(Provided records Opens)
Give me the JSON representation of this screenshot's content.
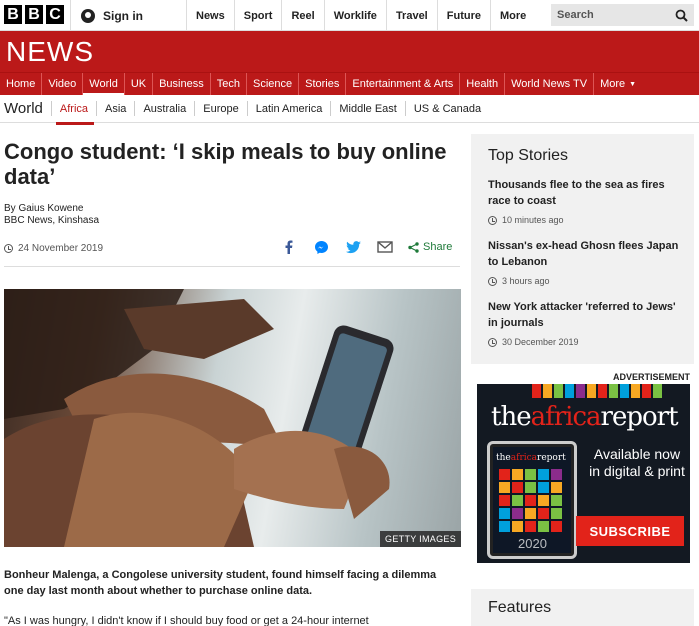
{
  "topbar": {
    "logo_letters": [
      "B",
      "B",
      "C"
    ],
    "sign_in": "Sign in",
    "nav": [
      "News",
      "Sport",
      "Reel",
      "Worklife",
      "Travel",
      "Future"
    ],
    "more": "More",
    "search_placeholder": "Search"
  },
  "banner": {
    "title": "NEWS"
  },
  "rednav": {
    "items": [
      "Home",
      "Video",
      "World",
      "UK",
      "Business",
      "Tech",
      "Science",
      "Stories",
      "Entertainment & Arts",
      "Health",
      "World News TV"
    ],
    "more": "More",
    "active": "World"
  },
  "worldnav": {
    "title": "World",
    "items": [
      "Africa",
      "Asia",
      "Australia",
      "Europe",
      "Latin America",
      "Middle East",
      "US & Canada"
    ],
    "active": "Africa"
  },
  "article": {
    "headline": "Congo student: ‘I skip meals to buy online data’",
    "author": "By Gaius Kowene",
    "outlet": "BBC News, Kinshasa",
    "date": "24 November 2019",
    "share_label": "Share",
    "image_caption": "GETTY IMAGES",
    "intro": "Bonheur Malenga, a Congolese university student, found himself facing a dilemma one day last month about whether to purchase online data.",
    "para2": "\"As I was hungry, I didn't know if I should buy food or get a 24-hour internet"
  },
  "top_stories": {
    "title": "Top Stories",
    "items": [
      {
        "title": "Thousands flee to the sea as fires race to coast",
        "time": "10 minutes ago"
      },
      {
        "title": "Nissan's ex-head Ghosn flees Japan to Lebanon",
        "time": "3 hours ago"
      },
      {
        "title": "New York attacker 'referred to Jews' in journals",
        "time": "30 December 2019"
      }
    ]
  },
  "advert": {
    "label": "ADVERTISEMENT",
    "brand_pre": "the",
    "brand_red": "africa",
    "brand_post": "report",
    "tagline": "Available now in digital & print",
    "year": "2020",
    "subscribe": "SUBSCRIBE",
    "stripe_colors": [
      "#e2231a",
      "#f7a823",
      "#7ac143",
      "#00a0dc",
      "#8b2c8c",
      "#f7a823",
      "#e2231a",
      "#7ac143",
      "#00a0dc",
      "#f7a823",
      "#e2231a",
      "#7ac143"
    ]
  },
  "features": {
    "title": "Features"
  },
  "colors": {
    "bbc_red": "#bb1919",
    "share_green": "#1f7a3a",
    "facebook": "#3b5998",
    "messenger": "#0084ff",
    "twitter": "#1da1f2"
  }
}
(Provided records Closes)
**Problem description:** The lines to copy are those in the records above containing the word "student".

**Response box:**
    "headline": "Congo student: ‘I skip meals to buy online data’",
    "intro": "Bonheur Malenga, a Congolese university student, found himself facing a dilemma one day last month about whether to purchase online data.",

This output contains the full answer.